:: Supplied material

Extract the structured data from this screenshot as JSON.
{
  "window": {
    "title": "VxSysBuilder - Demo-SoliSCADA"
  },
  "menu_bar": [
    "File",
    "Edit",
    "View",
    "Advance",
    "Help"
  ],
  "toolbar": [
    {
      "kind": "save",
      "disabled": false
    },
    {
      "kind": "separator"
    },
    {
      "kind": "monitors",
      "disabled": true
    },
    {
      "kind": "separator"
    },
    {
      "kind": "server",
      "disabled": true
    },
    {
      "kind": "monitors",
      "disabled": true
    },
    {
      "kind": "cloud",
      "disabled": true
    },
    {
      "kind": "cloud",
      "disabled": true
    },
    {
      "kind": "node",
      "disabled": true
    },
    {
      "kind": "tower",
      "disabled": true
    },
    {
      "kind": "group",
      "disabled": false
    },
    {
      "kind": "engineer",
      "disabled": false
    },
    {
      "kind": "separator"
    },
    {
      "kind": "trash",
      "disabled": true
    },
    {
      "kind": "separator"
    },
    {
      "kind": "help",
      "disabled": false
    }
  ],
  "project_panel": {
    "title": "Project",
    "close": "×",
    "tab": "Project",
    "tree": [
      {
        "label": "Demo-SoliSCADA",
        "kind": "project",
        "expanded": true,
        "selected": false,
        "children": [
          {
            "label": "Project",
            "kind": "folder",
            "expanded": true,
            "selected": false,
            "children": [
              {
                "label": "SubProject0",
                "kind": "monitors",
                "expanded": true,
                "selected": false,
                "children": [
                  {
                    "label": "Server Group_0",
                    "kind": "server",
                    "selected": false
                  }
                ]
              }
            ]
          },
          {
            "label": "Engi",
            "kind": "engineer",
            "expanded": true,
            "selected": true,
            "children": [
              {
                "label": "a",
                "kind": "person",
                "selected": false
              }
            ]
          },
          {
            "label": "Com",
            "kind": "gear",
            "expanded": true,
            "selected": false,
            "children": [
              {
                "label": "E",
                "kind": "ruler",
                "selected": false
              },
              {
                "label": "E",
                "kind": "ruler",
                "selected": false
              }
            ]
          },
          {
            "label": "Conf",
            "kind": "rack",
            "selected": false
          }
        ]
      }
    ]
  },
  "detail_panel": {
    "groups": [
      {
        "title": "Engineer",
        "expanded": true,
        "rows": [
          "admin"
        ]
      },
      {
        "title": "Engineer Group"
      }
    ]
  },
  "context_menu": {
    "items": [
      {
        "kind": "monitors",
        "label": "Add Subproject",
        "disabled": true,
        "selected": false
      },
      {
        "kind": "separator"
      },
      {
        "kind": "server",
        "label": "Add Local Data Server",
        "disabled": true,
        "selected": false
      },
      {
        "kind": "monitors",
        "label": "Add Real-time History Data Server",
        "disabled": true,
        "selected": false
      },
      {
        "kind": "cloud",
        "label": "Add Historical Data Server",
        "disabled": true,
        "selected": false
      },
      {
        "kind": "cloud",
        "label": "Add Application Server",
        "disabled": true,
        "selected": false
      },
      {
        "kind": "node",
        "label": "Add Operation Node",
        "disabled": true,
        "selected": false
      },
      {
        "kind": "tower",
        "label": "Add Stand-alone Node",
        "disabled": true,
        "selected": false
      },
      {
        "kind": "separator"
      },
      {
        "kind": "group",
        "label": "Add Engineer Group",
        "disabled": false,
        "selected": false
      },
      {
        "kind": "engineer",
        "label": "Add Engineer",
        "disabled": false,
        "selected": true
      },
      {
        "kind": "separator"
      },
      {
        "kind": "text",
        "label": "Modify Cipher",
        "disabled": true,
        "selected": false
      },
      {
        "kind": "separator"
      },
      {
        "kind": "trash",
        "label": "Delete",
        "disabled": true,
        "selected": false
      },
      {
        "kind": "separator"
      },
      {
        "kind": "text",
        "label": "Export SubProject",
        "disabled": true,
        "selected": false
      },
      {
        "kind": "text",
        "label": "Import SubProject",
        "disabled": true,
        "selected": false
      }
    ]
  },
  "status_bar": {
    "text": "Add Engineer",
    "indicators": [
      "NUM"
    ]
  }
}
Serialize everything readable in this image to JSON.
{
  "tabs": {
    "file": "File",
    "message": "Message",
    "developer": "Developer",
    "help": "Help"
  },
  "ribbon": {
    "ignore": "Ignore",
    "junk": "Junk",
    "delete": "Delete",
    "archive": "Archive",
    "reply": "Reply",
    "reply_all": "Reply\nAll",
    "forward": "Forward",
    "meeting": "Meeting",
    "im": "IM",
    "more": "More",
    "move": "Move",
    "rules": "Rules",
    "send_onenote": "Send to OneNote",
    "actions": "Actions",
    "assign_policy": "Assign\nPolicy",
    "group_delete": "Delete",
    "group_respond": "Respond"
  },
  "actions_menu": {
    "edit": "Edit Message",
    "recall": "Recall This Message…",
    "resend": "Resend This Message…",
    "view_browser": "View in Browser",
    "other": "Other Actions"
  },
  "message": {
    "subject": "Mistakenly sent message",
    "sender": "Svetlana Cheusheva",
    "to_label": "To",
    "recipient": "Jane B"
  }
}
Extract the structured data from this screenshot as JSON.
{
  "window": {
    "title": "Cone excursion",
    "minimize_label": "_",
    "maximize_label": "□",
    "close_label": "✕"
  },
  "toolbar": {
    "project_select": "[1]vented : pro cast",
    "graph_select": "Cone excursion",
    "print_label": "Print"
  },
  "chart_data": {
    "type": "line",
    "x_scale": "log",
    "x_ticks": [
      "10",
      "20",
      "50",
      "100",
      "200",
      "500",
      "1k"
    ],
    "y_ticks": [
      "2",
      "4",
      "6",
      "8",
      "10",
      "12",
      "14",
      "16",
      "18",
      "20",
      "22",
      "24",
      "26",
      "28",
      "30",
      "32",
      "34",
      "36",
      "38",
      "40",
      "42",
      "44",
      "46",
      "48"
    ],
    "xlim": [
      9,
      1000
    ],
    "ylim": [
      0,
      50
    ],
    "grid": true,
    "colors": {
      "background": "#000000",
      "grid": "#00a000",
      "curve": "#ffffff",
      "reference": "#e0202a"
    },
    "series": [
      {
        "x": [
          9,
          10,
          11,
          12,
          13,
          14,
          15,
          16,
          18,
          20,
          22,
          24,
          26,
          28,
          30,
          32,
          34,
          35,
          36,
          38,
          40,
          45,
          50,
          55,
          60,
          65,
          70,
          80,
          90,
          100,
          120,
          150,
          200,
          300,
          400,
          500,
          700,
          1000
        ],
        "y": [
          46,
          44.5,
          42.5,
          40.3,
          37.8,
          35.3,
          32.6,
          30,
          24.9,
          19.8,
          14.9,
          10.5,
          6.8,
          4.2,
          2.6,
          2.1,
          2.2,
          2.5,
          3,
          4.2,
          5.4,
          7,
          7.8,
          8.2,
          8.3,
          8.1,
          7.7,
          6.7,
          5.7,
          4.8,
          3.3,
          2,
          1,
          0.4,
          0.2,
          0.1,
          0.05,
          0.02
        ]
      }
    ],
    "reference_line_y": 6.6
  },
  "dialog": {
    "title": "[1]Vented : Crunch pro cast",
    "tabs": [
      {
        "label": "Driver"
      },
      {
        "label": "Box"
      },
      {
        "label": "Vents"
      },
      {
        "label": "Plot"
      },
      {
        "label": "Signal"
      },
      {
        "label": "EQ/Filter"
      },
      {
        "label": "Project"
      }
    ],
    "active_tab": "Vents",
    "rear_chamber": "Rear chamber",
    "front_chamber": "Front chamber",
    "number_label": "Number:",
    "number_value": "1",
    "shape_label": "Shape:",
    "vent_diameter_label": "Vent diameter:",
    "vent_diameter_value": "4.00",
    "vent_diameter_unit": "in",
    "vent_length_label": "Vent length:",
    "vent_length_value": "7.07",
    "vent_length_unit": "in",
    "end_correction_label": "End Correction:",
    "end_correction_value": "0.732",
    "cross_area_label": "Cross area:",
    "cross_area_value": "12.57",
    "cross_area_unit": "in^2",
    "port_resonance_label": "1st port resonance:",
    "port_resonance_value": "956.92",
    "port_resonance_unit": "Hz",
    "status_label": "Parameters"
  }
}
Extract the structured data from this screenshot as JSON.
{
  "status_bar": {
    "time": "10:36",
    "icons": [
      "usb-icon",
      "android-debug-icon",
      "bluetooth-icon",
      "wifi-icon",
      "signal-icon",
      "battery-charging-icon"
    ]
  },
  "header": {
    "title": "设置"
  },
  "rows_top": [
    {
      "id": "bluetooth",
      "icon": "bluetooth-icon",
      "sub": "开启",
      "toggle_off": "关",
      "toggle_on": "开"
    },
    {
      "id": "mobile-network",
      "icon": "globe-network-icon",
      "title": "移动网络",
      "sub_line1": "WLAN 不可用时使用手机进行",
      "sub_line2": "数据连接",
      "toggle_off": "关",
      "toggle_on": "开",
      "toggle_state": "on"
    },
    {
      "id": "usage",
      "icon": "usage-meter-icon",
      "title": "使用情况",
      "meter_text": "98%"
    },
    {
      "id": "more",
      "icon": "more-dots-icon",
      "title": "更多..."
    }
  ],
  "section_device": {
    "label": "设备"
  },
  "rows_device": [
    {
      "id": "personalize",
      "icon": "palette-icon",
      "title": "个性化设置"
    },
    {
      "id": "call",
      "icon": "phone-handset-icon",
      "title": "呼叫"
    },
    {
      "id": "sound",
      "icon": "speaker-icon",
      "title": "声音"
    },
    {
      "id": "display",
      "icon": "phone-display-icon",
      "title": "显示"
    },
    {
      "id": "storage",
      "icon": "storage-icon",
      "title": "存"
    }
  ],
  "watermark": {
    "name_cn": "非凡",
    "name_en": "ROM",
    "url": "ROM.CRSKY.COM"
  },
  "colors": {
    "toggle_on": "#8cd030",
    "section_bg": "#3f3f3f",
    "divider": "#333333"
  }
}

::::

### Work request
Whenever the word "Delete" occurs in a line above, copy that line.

### Answer to the problem
        "label": "Delete",
    "delete": "Delete",
    "group_delete": "Delete",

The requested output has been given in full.